The researchers warned, "A 'big-bang' approach to implementation is not desirable. It introduces inherent technical challenges and risks, and the public wants to retain choice and confidence in voting methods."
Some 30 councils across the UK experimented with a range of high-tech voting methods in the 2 May elections, including using the Internet and mobile phone text messaging.
Local government minister Nick Raynsford welcomed the research. He said, "We are encouraged that it supports the principle of pilots, that a choice of voting methods should be our goal, and that public confidence is crucial to its success."
Security, however, was highlighted as one of the major obstacles to widescale e-voting - a problem acknowledged by Raynsford. "We all agree that any new methods of voting must be seen to be at least as secure as the traditional methods of voting," he said. What we learn from the pilots will be crucial in helping to determine how we can best extend voting options, he added.
Led by De Montfort University, the research project was funded by a partnership of the Government, Improvement and Development Agency, the Local Government Association, the Society of Local Authority Chief Executives and the Electoral Commission.

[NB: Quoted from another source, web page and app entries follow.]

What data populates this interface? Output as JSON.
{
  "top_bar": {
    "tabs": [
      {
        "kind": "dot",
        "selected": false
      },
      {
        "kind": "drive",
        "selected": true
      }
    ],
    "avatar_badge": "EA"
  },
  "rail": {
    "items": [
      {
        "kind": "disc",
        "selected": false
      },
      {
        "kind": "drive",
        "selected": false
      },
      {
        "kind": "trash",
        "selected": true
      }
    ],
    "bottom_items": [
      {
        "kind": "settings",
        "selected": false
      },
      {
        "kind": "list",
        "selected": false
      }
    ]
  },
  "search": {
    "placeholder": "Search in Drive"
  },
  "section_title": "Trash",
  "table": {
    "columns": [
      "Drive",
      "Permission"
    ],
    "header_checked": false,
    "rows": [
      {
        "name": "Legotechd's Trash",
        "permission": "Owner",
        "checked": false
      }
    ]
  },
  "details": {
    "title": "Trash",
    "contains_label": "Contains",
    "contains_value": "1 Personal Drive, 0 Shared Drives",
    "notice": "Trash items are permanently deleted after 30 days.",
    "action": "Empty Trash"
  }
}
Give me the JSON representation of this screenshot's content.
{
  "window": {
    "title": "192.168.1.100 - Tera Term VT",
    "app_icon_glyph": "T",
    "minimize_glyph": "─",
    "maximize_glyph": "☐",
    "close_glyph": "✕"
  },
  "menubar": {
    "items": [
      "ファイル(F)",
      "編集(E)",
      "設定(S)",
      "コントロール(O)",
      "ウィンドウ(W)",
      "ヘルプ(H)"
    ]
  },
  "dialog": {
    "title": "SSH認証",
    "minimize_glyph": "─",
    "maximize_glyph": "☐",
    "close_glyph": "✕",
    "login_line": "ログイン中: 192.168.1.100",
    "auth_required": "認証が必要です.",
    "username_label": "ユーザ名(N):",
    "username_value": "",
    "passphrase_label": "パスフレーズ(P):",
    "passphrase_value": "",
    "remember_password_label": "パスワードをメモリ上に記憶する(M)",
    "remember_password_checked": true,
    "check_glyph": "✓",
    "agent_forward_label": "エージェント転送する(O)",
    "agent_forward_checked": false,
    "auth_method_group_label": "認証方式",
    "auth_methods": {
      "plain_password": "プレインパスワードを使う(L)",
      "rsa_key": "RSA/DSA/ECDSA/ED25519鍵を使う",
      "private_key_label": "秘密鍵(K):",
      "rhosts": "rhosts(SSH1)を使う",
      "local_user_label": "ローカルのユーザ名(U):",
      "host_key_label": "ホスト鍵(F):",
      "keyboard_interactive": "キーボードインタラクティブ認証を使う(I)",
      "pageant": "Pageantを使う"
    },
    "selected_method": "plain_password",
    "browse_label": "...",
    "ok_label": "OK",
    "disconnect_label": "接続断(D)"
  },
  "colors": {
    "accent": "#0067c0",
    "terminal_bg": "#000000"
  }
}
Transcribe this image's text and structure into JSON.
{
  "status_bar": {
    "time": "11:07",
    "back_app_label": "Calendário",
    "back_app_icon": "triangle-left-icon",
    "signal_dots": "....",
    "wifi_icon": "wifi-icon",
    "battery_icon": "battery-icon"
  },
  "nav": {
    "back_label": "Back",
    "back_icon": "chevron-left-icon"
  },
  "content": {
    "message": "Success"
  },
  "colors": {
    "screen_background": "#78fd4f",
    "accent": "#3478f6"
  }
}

The Electoral Commission will be publishing its own evaluation report on the local election e-voting pilots later in the summer.